It’s been a very, very long time since I wrote a music review, mostly out of laziness and indecisiveness. I hope to break that streak with today’s edition: Mastodon’s cosmic and acid-laced magnum opus, “Crack the Skye”. I chose this album on the fly and despite my not having heard it in full for a while, I am very familiar with it, and also because I can’t think of any other album to write about. So without further ado let’s get started.
Let’s start with the album art. Mastodon’s prominence and popularity, in my opinion, stems not only from their unconventional musical nature and direction, but also from each album’s captivating and very intriguing artwork, and “Crack the Skye” is certainly no exception.
The mastermind behind the album cover and beyond is longtime collaborator Paul Romano, but somehow I feel “amazing” is insufficient to describe his work, and that speaks for itself. What I like the most about it is that the imagery throws the listener off at first glance (“This looks to me more like an underground psychedelic band’s album more than a metal band’s,” I said) in terms of the music, but with each listen it gradually accumulates coherence.
Again, this is musically speaking. As far imagery and lyrics are concerned, the answer to that question is rather clear, as we’re about to find out. That red and angry-looking ethereal bear that looks like it was pulled out of Skyrim? Put two and two together and tell me what you get (Hint: the answer is “Russia”). That bearded figure who swallowed a flashlight and took a family photo with his clone and pet bear? That’s Rasputin. Yep, from there it’s pretty clear that this album is set in Tzarist Russia, but there’s a lot more to it than that.

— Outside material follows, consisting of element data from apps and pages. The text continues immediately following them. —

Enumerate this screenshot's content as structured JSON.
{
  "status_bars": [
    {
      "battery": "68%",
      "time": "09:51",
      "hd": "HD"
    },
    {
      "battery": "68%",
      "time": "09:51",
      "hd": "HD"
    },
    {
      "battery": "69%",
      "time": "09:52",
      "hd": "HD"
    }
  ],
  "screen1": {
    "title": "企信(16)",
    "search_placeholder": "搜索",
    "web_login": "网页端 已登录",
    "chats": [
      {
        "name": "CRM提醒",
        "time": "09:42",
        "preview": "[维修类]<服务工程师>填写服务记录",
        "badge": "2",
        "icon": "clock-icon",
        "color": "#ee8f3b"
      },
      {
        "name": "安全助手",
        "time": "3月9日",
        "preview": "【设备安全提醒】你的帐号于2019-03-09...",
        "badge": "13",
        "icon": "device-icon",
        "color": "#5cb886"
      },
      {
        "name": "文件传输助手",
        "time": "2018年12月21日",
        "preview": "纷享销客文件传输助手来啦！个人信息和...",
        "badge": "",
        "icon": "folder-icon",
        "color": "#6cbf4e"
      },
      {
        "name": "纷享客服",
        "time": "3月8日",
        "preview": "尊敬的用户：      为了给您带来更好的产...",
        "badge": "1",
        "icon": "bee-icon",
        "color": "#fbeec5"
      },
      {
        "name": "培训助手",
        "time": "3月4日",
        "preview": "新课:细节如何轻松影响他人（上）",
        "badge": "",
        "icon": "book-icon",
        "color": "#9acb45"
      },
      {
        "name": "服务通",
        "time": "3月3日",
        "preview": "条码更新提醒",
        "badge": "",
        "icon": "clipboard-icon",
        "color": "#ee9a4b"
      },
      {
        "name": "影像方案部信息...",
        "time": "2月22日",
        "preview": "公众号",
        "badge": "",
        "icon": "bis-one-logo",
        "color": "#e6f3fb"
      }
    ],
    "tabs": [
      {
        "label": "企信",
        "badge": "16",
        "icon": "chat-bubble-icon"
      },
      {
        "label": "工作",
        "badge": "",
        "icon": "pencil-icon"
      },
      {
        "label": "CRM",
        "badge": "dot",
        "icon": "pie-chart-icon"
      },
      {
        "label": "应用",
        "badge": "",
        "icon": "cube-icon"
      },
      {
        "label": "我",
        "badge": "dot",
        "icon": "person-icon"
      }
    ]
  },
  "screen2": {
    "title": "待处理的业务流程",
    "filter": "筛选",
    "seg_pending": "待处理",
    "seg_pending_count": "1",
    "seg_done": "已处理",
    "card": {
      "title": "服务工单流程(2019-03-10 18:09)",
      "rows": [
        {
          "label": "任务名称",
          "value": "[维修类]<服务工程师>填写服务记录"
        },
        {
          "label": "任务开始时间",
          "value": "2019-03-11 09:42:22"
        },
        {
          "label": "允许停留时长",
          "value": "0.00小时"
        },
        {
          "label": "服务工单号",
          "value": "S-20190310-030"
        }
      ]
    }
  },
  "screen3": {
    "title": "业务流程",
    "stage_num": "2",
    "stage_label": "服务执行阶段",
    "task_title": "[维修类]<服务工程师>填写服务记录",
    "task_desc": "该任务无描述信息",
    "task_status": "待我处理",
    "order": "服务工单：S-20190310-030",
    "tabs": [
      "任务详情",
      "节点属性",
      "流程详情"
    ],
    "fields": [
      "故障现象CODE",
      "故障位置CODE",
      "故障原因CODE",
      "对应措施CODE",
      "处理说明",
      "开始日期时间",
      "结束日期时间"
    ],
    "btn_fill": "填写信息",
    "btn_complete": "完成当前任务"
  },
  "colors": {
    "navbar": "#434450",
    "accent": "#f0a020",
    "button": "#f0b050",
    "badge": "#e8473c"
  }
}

The album deals with astral projection (hence the nature of the album cover and lyrical matter), namely with one rather unfortunate paraplegic who flies too close to the sun while in the middle of an out of body experience and somehow ended up in the company of Grigori Rasputin. Ample mention is made to him and a good number is quite spot-on, not to mention they make him out to be a pleasant and benign fellow. Still, I’d have reservations about leaving my valuables-let alone my very essence-with Rasputin, but I digress.
Our reluctant traveler drifts between dimensions and even into Hell (we’ll get to that in a while) before either making it back home or continuing his journey into the unknown, whatever tickles your pickle. It’s therefore safe to say that Mastodon’s taken a very…different approach with this album as a whole when compared to their previous works. With no shortage of heavy riffs, memorable melodies and insane drum fills (as is customary of the incredible Brann Dailor), spaced-out psychedelic influences, and vivid symbolism woven into the lyrics, “Crack the Skye” is a definite pleaser and intellectual treat for the musically-minded and inclined.
What makes “Crack the Skye” even more interesting is that it was written partly with personal reasons in mind: “Skye” refers to drummer Brann Dailor’s deceased sister of the same name who died of a drug overdose while still in her teens. I feel that this is truly reflected in two tracks, opener “Oblivion” and the title track. “Oblivion” has two dimensions to it that both deal with the loss of a loved one, with one narrative (Dailor) lamenting said loss and other (bassist Troy Sanders and guitarist Brent Hinds) taking the mantle of that loved one’s soul drifting into the unknown. “Crack the Skye” continues this, but this time with the loved one drifting through Hell and (I believe) both parties bargaining with Lucifer for the release of his/her soul.
Other than that, the rest of the album is one massive trip, but keeping the emotional element in mind better cements it in one’s mind and enhances the already otherworldly experience the album offers, and could also have the added benefit of providing closure for those in mourning-kinda like Johannes Brahms’ Ein Deutsches Requiem, except it’s heavier, faster, cryptic, and in English.
The only fault I found with this album is just the typical “I would’ve written that part differently”-grade issues one is bound to find in even their favorite album of all time; also, I feel most metal albums these days need. More. Bass. (unless you own a powerful-enough sound system of pair of headphones). Otherwise, “Crack the Skye” is a musical, artistic, and lyrical masterpiece-brilliantly composed, executed, and produced. While those among us (myself included) pray to the gods of Rock and Roll for them to record another album like this, just knowing that Crack the Skye exists is solace enough.
Final score: 9.8/10
Favorite tracks: The Last Baron, Oblivion, Crack the Skye, The Ghost of Karelia